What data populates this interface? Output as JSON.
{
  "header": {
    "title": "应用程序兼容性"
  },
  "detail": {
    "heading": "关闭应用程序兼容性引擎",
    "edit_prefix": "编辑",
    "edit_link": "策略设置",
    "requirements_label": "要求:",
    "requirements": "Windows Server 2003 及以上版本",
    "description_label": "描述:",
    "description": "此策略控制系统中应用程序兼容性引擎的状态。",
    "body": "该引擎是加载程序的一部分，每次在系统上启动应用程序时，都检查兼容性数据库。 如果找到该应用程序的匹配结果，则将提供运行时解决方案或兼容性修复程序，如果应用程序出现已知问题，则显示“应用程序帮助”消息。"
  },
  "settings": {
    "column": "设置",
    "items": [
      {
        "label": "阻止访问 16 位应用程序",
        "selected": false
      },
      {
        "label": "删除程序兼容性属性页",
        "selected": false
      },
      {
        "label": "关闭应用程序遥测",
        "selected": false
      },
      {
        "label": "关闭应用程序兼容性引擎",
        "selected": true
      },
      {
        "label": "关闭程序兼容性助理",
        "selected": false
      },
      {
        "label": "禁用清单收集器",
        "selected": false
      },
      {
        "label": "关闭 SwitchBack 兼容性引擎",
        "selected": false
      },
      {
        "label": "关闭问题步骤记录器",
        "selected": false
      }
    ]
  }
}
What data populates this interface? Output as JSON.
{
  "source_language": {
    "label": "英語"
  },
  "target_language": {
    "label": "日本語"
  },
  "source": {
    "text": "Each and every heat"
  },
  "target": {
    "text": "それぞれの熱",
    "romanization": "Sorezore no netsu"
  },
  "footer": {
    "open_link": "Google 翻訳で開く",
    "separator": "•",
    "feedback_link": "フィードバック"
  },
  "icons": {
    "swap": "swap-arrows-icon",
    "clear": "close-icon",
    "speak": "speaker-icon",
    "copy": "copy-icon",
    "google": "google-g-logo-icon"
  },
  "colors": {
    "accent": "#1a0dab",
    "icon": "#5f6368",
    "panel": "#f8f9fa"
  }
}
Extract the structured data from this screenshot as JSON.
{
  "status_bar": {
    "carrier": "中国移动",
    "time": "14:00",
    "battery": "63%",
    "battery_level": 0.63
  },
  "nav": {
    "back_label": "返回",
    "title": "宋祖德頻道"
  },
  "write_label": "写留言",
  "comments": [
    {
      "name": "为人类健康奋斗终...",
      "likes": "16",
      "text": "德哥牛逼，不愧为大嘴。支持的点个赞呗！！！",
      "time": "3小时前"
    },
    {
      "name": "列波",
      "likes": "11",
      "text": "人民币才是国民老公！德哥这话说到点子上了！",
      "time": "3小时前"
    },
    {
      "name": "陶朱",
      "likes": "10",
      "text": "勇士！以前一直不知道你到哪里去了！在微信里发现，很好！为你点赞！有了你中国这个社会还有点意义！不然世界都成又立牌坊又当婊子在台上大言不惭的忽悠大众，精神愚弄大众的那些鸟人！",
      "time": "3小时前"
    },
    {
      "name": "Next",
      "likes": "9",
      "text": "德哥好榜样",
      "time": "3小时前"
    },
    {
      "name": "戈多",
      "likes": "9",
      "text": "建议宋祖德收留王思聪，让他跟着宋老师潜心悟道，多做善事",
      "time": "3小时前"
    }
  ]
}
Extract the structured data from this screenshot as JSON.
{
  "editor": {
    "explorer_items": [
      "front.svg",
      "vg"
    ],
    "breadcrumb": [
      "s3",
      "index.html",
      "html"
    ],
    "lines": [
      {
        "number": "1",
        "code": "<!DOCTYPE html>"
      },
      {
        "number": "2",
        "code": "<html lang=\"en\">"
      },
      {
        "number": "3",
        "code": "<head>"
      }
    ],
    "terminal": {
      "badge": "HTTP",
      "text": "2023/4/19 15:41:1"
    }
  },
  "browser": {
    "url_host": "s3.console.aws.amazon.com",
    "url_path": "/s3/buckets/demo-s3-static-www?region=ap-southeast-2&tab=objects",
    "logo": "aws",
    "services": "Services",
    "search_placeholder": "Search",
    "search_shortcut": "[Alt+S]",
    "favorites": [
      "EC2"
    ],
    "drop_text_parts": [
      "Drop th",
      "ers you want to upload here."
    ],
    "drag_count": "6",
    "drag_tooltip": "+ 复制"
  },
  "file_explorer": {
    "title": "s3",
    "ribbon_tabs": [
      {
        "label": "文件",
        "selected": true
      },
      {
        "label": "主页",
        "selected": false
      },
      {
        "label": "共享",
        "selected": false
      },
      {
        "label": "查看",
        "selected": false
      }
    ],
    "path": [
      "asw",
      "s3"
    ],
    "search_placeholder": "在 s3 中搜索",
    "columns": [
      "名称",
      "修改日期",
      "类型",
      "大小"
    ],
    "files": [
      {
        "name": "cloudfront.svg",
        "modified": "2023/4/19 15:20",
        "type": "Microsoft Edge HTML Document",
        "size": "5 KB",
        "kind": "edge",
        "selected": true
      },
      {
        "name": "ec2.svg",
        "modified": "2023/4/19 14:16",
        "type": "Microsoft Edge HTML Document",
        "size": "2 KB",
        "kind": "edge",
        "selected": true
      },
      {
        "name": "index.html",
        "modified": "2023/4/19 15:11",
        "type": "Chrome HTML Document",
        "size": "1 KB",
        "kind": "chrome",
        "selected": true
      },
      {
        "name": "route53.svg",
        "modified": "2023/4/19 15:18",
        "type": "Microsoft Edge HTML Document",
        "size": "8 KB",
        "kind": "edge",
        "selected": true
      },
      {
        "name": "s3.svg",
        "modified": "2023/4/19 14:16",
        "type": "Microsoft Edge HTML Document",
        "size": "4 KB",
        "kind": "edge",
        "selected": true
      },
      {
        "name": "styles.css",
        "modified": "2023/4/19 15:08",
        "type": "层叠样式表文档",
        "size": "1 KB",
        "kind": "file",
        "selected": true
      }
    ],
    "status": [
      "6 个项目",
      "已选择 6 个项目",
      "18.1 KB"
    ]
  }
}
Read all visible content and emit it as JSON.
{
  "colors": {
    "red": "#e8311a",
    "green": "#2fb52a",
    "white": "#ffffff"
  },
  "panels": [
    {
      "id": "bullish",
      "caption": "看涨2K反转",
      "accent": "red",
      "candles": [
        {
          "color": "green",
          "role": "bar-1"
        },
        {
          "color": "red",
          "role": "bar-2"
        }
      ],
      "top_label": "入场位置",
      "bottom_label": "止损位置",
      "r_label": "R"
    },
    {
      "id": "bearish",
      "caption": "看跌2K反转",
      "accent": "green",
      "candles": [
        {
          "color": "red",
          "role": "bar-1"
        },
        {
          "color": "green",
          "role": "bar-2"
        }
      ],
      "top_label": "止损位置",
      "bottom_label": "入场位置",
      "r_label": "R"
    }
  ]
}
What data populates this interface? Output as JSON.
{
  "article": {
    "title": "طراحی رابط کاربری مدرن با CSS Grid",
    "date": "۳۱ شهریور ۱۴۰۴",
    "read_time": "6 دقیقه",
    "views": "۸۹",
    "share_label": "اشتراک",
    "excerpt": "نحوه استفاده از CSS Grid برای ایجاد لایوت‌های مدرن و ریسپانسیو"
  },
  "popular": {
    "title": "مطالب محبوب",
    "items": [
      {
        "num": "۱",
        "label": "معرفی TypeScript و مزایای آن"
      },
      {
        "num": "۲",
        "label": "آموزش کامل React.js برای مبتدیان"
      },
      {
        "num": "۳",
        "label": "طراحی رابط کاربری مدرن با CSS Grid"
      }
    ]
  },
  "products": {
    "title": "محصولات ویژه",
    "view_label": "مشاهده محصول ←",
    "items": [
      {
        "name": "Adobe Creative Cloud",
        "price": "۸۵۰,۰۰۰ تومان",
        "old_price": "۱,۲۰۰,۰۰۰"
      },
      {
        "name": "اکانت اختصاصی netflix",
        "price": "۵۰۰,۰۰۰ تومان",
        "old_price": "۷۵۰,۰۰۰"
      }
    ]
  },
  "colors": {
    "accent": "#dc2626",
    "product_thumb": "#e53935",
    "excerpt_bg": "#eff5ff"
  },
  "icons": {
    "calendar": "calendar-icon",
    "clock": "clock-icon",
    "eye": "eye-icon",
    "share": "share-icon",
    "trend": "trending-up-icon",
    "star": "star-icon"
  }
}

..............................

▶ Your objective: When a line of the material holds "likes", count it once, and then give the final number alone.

▶ Your solution: 5